eMedExpert. (2016). 8 reasons why people drink soda & 16 reasons to give up soda drinking. Retrieved from emedexpert.com/tips/soft-drinks.shtml

Gunn, J. & Owens, L. (2015, March 30). How to slash sodium from your diet. Livestrong.com. Retrieved from livestrong.com/blog/slash-sodium-diet

Magee, E. (2009). Sugar shockers: Foods surprisingly high in sugar. WebMD. Retrieved from webmd .com/food-recipes/features/sugar-shockers-foodssurprisingly-high-in-sugar#4

McIntosh, J. (2016, October 4) Why is drinking water important? Medical News Today. Retrieved from medicalnewstoday.com/articles/290814.php

My Fitness Pal. (2017). Calories in Coca-Cola 12oz canned regular Coke. Retrieved from myfitnesspal .com/food/calories/coca-cola-12oz-canned-regularcoke-211966712

New York Times. (2017) Caffeine in the diet. Retrieved from nytimes.com/health/guides/nutrition/ caffeine-in-the-diet/overview.html

Teitelbaum, J. & Fiedler, C. (2010). Beat Sugar Addiction Now! Beverly, MA: Fair Winds Press.

University of California San Francisco. (2017). How much is too much? The growing concern over too much added sugar in our diets. SugarScience. Retrieved from sugarscience.org/the-growingconcern-of-overconsumption/#.WKMTo_krJPY

Kimberly Whiteside Truitt, CFM, has been food service director for Camp Gilmont and Camp Zephyr, and served as a member of Camping Magazine’s Editorial Advisory Committee for six years.
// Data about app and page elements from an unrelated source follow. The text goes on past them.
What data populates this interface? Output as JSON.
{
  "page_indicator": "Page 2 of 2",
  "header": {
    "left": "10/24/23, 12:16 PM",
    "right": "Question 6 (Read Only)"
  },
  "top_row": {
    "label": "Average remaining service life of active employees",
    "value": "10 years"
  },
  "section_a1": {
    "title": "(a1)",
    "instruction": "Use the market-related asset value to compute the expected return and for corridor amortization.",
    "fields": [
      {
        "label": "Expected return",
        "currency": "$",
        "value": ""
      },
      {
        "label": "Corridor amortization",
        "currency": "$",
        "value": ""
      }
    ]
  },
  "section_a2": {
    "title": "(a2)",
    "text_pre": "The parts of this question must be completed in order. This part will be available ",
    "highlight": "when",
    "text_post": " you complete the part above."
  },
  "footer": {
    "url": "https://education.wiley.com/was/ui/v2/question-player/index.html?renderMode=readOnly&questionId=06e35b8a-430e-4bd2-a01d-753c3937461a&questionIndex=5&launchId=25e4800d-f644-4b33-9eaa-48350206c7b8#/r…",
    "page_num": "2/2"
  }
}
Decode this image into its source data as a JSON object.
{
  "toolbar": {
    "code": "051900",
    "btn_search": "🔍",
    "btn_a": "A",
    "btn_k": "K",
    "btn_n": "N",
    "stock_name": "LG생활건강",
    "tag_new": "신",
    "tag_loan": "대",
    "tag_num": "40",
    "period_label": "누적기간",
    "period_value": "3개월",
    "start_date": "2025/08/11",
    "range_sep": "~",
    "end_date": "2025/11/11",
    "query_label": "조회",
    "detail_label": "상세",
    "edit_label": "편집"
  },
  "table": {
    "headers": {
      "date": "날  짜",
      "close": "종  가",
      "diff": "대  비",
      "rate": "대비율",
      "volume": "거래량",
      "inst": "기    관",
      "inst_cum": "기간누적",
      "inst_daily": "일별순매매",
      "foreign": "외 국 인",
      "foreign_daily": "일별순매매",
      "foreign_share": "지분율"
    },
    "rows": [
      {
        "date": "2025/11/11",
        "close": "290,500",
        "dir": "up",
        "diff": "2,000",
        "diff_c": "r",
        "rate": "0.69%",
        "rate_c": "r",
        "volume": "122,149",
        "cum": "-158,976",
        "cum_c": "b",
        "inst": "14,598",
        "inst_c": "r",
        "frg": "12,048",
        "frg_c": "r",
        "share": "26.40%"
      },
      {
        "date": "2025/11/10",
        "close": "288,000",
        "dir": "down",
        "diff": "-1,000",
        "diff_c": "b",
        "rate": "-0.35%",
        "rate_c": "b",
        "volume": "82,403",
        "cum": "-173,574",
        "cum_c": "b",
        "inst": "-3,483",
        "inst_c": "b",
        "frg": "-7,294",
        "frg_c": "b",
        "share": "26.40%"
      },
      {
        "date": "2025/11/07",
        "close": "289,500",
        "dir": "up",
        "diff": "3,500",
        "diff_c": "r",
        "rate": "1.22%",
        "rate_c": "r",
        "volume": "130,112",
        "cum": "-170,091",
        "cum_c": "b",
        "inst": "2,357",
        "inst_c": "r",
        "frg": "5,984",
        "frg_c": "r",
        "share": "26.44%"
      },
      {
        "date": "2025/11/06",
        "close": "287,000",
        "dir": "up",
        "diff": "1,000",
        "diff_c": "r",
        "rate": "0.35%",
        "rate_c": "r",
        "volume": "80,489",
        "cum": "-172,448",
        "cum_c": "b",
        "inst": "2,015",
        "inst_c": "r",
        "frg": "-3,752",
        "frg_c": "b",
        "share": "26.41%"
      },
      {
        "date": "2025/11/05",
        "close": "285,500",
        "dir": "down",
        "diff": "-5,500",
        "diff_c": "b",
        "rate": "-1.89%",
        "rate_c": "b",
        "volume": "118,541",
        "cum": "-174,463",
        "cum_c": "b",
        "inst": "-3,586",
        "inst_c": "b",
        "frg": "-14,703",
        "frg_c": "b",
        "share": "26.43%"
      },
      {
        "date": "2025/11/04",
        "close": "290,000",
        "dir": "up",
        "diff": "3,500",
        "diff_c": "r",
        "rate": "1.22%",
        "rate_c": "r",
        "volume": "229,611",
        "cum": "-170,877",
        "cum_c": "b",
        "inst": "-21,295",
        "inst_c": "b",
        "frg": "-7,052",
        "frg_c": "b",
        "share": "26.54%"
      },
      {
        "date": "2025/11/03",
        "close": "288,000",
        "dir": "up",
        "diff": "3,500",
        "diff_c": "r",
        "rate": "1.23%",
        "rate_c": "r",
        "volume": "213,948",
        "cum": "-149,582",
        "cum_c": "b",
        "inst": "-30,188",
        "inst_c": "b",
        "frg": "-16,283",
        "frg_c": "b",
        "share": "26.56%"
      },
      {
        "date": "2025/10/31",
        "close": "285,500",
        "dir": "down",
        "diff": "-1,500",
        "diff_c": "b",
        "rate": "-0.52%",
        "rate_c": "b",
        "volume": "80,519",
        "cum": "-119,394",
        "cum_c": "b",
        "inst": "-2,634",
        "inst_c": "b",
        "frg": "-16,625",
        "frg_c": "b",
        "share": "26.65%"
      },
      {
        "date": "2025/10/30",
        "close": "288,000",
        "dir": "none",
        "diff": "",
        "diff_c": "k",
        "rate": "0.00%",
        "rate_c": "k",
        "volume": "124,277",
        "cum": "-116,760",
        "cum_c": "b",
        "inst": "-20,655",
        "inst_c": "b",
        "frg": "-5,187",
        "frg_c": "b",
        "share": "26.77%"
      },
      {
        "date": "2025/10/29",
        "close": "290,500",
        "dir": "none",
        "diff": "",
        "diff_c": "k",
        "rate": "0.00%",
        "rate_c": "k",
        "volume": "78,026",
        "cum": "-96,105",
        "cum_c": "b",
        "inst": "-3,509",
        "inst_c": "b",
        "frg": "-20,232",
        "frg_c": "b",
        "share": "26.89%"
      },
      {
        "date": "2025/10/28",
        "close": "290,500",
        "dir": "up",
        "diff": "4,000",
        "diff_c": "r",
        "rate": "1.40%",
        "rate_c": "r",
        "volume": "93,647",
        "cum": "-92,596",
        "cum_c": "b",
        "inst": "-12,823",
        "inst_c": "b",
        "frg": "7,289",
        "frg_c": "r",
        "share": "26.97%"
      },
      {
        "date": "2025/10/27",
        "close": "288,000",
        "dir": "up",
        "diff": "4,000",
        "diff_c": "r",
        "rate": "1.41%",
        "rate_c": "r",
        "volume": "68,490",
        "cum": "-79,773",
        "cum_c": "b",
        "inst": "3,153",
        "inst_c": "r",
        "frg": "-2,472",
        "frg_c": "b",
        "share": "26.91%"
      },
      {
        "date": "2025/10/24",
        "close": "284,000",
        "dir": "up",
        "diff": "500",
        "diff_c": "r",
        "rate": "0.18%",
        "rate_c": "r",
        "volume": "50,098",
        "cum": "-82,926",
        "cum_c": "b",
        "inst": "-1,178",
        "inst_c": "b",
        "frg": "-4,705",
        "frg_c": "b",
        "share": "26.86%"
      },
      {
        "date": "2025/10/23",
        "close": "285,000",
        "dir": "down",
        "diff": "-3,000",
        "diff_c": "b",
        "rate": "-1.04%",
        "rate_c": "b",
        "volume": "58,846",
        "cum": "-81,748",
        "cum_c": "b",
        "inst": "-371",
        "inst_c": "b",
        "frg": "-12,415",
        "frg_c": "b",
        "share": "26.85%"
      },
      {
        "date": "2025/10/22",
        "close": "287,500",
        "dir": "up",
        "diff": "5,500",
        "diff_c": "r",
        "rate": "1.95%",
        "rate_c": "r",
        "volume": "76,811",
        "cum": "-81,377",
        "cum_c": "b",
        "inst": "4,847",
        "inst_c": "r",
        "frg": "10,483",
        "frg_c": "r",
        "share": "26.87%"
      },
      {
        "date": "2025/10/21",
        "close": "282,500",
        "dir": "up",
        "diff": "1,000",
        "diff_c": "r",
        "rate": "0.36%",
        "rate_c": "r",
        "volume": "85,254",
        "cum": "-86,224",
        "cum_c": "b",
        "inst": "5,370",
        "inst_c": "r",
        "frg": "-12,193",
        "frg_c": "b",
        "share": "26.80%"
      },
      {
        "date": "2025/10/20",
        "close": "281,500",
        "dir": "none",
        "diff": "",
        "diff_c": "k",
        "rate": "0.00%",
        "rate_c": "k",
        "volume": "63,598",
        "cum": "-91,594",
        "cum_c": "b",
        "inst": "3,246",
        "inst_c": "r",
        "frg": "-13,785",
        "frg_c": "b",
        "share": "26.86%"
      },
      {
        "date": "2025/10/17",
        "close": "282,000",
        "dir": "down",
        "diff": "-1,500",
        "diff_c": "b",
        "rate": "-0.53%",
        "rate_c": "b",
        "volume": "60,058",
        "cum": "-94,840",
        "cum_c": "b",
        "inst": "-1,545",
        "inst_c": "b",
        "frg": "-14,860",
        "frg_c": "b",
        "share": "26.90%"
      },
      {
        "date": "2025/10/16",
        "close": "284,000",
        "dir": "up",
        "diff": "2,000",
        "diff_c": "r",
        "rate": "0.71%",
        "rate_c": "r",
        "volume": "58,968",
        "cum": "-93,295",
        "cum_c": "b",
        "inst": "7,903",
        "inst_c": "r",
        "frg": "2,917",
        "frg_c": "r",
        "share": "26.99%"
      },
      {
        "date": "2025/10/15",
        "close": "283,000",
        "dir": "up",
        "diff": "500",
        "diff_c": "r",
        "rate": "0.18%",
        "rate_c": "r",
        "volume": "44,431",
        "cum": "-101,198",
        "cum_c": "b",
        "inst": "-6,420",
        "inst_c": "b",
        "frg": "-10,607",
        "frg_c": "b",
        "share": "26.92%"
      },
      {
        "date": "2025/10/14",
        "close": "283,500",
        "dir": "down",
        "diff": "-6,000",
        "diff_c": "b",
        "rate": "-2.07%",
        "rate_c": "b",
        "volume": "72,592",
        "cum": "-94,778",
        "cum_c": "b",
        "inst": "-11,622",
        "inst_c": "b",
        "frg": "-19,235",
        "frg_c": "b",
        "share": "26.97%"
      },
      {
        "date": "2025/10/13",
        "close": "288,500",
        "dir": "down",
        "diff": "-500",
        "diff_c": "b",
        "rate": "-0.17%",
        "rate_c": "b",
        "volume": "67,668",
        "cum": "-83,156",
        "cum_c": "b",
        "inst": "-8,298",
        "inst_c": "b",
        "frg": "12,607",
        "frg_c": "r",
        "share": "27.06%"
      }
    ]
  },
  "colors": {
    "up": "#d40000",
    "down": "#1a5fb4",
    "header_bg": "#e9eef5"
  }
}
Kimberly is married to Thomas and mom to Harrison and Benjamin.